PRACTICE (October 18, 2003)

[GAME] "Explaining Words" (Yoshida)

It is beneficial for learners of English to be good at explaining words in English.
For example, when you can not remember (nor know) a certain word, you have to describe the idea of it in other words at hand.
And I am convinced that it also makes you aware of the importance of using essential English words effectively.

Therefore, in today's practice, we shall play a game*1 aimed at this skill.
The name of the game is, let's say, English-English Dictionary Game or Pretending a Lexicographer*2 Game.
It is easy to play, but it can be quite interesting as well.



1.Break into small groups (up to four or five people each).
2.Take up one English word and announce it. To make the game more stimulating, those words should be familiar to everyone but hard to explain. If you have no idea, please consider following words:
live, die, kill, refrigerator, television, hat, shirts, hair, lip, panda, meat, time, weather, king
3.For a few minutes or so, try hard to explain the very idea of the word in your own words.
You are encouraged to write down your creation on paper. If you have difficulty, please consult examples below.
4.Present your work to your group. (one person at a time)
5.Look up the word in your learner's Eglish-English dictionary and compare its definition and your work.
6.Talk about your work. Whose is the nearest or the best or interesting? What makes them good or not? etc.
7.Go to 2. (repeat until time is up)
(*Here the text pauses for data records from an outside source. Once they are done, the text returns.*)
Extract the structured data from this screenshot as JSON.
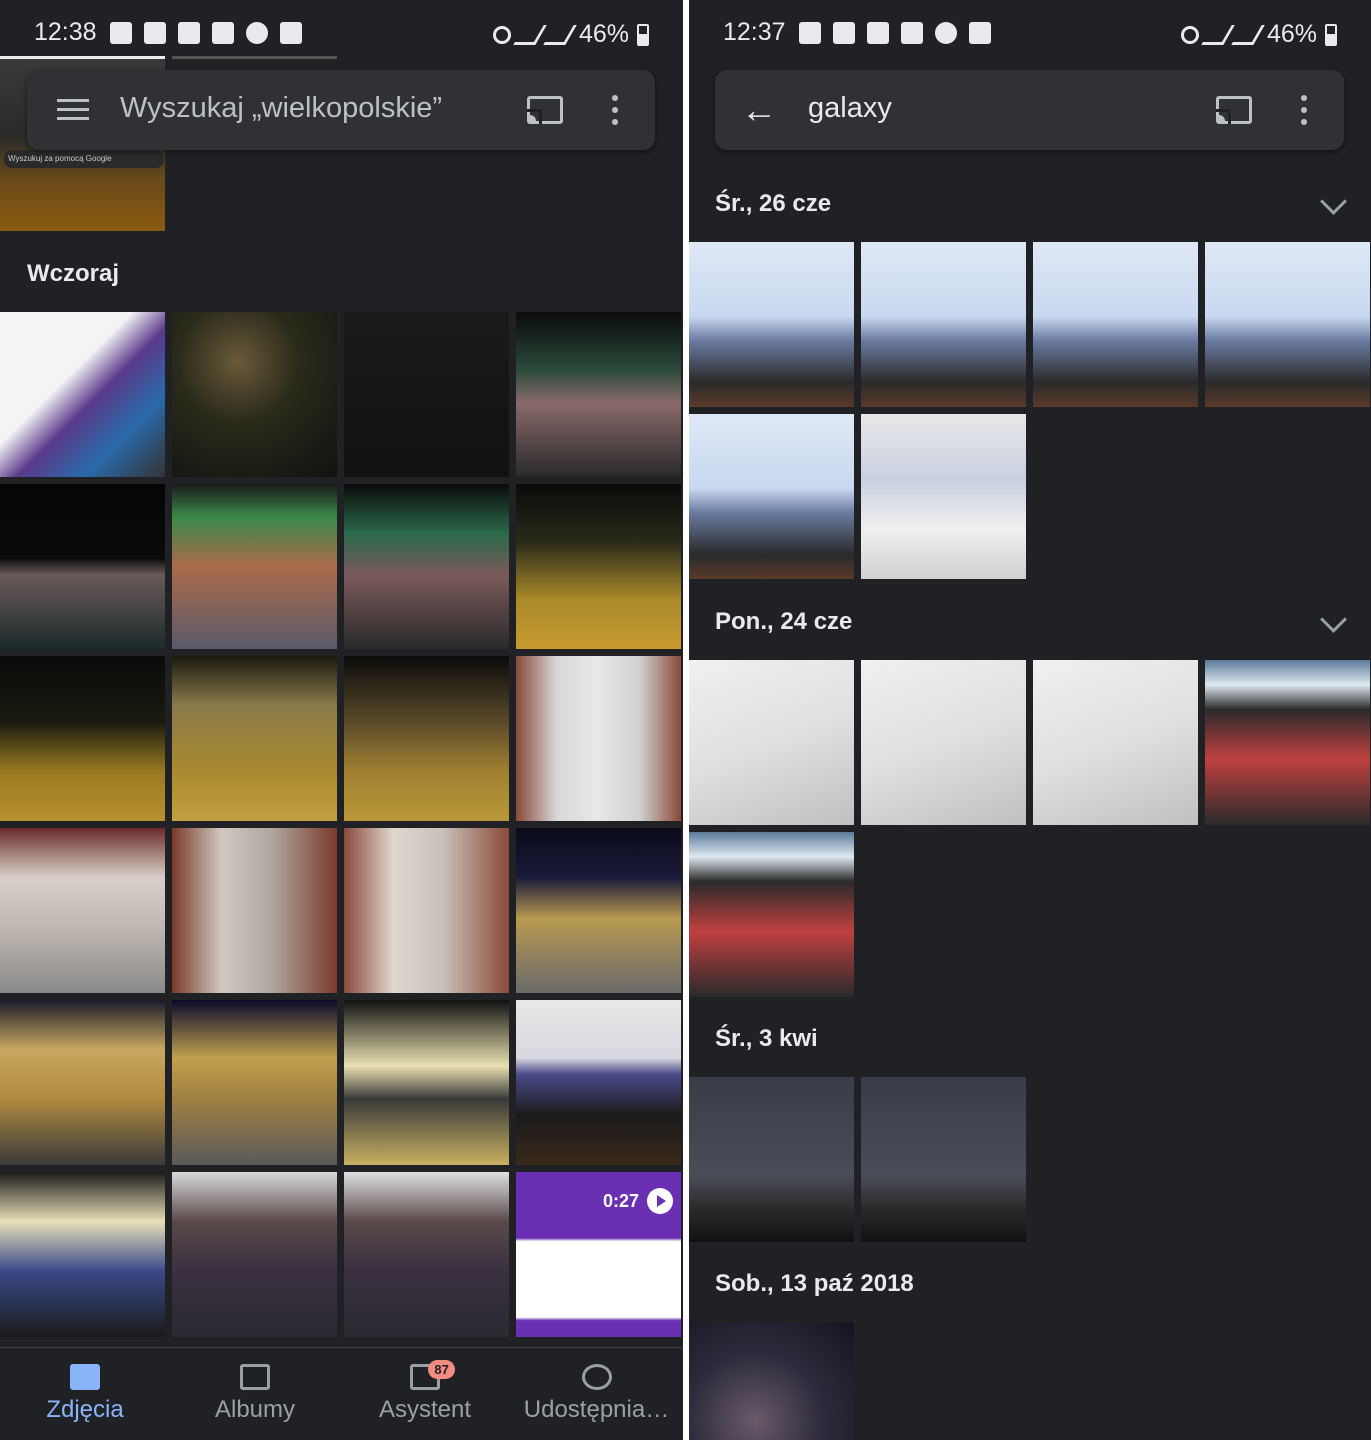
{
  "left": {
    "status": {
      "time": "12:38",
      "battery": "46%"
    },
    "search": {
      "placeholder": "Wyszukaj „wielkopolskie”"
    },
    "google_hint": "Wyszukuj za pomocą Google",
    "section": "Wczoraj",
    "thumbnails": [
      "phones-promo",
      "night-trees",
      "night-dark",
      "gas-station-night",
      "gas-station-far",
      "gas-station-amic",
      "gas-station-night-2",
      "station-square-cars",
      "square-night-1",
      "square-car-1",
      "square-car-2",
      "station-hall-1",
      "station-hall-2",
      "station-hall-3",
      "station-hall-4",
      "station-building-night",
      "station-entrance-1",
      "station-entrance-2",
      "train-1",
      "train-2",
      "train-3",
      "train-seats-1",
      "train-seats-2",
      "video-article"
    ],
    "video_duration": "0:27",
    "nav": [
      {
        "label": "Zdjęcia",
        "icon": "photos-icon"
      },
      {
        "label": "Albumy",
        "icon": "albums-icon"
      },
      {
        "label": "Asystent",
        "icon": "assistant-icon",
        "badge": "87"
      },
      {
        "label": "Udostępnia…",
        "icon": "sharing-icon"
      }
    ]
  },
  "right": {
    "status": {
      "time": "12:37",
      "battery": "46%"
    },
    "search": {
      "query": "galaxy"
    },
    "groups": [
      {
        "date": "Śr., 26 cze",
        "count": 6,
        "collapsible": true
      },
      {
        "date": "Pon., 24 cze",
        "count": 5,
        "collapsible": true
      },
      {
        "date": "Śr., 3 kwi",
        "count": 2,
        "collapsible": false
      },
      {
        "date": "Sob., 13 paź 2018",
        "count": 1,
        "collapsible": false
      }
    ]
  },
  "colors": {
    "background": "#202124",
    "accent": "#8ab4f8",
    "badge": "#f28b82",
    "searchbar": "#303134"
  }
}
live : To breath, to eat, to sleep, etc; What we do between birth and death to exist on the earth.
happy : Someone who is happy has feelings of pleasure, usually because something nice has happened or because they feel satisfied with their life.[COBUILD]

Some Possible Twists for Experts

Try more abstract words which imply certain valuations:

freedom, justice, fairness, human rights, etc.

Try fundamental but theoretically-hard-to-define words:
left/right, number, infinity, time, intelligence, etc.

Try those words related to philosophy:
the world, existence, subjectivity/objectivity, certainties, etc.

This game was originally introduced by ピーター・フランクル in his book, 「日本人のための英語術」 (岩波新書761),2003.
A lexicographer's job is to describe the language. [COBUILD]